Poverty, Diversity and Democracy: Breakdown, Erosion and Endurance in South Asia
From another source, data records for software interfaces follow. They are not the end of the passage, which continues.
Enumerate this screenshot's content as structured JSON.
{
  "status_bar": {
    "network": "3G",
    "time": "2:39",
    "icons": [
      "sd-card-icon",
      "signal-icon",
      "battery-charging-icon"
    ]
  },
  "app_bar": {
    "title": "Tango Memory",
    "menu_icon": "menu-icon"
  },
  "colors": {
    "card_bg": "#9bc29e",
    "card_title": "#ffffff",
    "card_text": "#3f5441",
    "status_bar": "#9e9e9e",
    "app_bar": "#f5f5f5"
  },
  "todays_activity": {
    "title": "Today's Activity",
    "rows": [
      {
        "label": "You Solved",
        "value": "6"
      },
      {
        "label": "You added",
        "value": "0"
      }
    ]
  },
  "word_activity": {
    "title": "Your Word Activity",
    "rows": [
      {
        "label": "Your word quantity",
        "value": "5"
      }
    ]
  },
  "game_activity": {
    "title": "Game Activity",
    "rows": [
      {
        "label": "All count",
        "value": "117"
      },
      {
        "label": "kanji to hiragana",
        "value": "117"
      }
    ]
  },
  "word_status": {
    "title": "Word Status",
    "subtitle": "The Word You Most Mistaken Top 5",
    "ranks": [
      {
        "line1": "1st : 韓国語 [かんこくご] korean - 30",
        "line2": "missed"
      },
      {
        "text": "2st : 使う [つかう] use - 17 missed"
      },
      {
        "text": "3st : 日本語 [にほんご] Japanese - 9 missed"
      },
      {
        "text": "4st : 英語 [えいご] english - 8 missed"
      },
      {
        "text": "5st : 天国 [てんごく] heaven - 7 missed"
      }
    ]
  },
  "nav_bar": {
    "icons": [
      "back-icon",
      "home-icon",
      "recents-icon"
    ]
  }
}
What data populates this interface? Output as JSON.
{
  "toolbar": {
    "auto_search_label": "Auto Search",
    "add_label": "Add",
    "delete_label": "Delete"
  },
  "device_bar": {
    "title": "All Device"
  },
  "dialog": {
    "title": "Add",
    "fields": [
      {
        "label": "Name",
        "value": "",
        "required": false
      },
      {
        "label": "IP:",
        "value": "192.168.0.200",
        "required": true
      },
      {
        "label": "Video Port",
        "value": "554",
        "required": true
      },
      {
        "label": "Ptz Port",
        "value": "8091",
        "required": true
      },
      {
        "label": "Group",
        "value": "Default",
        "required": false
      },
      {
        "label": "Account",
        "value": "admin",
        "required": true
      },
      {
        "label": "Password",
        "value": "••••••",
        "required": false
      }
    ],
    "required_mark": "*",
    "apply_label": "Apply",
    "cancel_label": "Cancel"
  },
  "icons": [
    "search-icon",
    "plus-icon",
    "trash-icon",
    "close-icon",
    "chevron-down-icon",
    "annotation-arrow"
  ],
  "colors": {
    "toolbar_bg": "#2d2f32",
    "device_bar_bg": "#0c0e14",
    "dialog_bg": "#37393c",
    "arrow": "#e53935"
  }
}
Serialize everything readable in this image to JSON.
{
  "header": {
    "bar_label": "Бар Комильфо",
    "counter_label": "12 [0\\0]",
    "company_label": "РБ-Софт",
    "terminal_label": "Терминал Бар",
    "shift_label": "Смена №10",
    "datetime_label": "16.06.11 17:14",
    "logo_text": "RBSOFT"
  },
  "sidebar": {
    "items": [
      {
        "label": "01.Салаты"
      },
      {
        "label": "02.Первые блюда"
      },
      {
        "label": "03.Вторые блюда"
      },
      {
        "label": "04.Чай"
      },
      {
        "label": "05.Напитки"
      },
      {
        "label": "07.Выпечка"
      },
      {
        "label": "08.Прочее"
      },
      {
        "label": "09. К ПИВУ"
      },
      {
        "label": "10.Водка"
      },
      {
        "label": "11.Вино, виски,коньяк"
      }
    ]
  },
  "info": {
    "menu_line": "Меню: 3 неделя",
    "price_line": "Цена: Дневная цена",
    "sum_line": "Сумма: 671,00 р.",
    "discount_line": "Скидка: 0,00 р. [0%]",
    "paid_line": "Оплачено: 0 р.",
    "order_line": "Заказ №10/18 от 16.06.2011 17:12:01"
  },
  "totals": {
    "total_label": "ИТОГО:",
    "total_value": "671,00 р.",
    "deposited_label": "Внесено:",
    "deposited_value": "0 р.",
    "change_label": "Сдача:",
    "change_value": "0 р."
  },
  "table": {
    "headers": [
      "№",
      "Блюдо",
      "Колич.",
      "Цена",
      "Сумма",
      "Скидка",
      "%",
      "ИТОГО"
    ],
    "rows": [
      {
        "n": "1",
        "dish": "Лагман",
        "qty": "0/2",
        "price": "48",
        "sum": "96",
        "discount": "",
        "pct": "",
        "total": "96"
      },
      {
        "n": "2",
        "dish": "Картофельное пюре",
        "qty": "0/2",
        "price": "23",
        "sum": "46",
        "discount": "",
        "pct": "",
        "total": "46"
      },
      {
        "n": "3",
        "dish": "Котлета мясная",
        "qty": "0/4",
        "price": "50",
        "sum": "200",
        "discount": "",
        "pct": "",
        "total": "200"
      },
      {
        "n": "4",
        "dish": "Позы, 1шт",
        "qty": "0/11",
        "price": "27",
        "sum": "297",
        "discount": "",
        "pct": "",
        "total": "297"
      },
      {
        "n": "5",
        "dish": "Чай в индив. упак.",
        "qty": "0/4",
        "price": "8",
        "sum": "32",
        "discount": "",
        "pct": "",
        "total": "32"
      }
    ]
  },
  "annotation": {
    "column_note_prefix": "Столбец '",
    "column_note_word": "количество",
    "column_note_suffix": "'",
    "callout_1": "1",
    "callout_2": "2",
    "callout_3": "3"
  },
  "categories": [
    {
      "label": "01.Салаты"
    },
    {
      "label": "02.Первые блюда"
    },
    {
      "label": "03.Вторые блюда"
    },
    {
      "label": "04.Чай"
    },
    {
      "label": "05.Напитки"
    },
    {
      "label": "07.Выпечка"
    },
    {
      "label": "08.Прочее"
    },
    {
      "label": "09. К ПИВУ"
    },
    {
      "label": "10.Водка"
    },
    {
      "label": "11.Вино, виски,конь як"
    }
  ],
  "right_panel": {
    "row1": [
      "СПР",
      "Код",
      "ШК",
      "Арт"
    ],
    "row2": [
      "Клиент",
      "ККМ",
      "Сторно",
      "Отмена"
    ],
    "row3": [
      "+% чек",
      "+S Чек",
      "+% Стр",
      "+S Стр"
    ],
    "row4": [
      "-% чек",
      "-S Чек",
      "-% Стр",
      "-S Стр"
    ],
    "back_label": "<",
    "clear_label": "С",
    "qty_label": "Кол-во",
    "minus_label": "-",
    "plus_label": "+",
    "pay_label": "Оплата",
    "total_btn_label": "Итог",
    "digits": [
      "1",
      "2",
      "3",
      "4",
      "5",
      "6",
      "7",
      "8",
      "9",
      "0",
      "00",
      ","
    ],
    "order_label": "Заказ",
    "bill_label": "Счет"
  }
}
Democratization literature points out that democracy has often broken down in poor (Prezworski et al 2000; Lipset 1959; Huntington 1968) and diverse (Horowitz 1985 and 1994; Gurr 1993: Synder 2005; Puddington 2015) societies. Exacerbation of conflict over resources between different classes in poor countries and conflict over recognition and identities among different cultural groups in diverse societies have posed double challenges for sustaining democracy. However, a few diverse and poor countries have been able to overcome the double challenges to sustain democracy (Kohli 2001; Picard 1987; Sandbrook et al. 2007). This paper asks the question: when do poor and diverse countries avoid breakdown of democracy? Specifically, based on literature review of countries where democracy has sustained and broken down, it asks whether accommodative institutions and policies enable diverse and poor countries to avoid breakdown of democracy (Lijphart 1977; Chandra 2005; Prezowrski 2008; Reynolds 2002). It attempts to answer the question by comparing five poor and diverse South Asian countries with three set of democratic outcomes – India, where democracy has endured; Nepal, Pakistan, and Bangladesh where democracy broke down multiple times and Sri Lanka where democracy has sustained but with considerable erosion. The study will employ a structured, focused comparison by asking a same set of questions in the five countries (George and Bennett 2005; Landman 2013; Lijphart 1971), such as did the countries adopt multiple accommodative or non-accommodative institutions and did they formulate and implement expansive or weak pro-poor policies? Did those institutions and policies contribute in the breakdown, erosion or sustenance of democracies in the respective countries? Comparing countries from the same region with similar socio-economic and cultural context but with different political outcomes (dependent variable) and same independent variables (political institutions, policies) with different values would allow rigorous analysis of causes of breakdown, consolidation or erosion. It allows identification of factors that exist in successful cases but not in failure cases (King et al. 1994; Bradly and Collier 2010). The paper will investigate whether India adopted different set of institutions and policies than Sri Lanka, and Nepal, Bangladesh, and Pakistan to tackle the challenges posed by poverty and diversity. The study draws upon fieldwork in the five countries over the years, secondary literature, and empirical data from datasets on democracy, welfare expenditure, press freedom etc. The paper will argue that multiple accommodative as well as non-dominating institutions and pro-poor policies that did not threaten the wealthy allowed India to overcome the challenges posed by poverty and diversity and in avoiding breakdown of democracy whereas non-accommodative institutions and weak welfare policies contributed to breakdown of democracy in Bangladesh, Nepal and Pakistan. On the other hand, extensive welfare policies prevented breakdown of democracy in Sri Lanka by diffusing the class challenge but non-accommodative institutions led to a protracted violent ethnic conflict that eroded its democracy.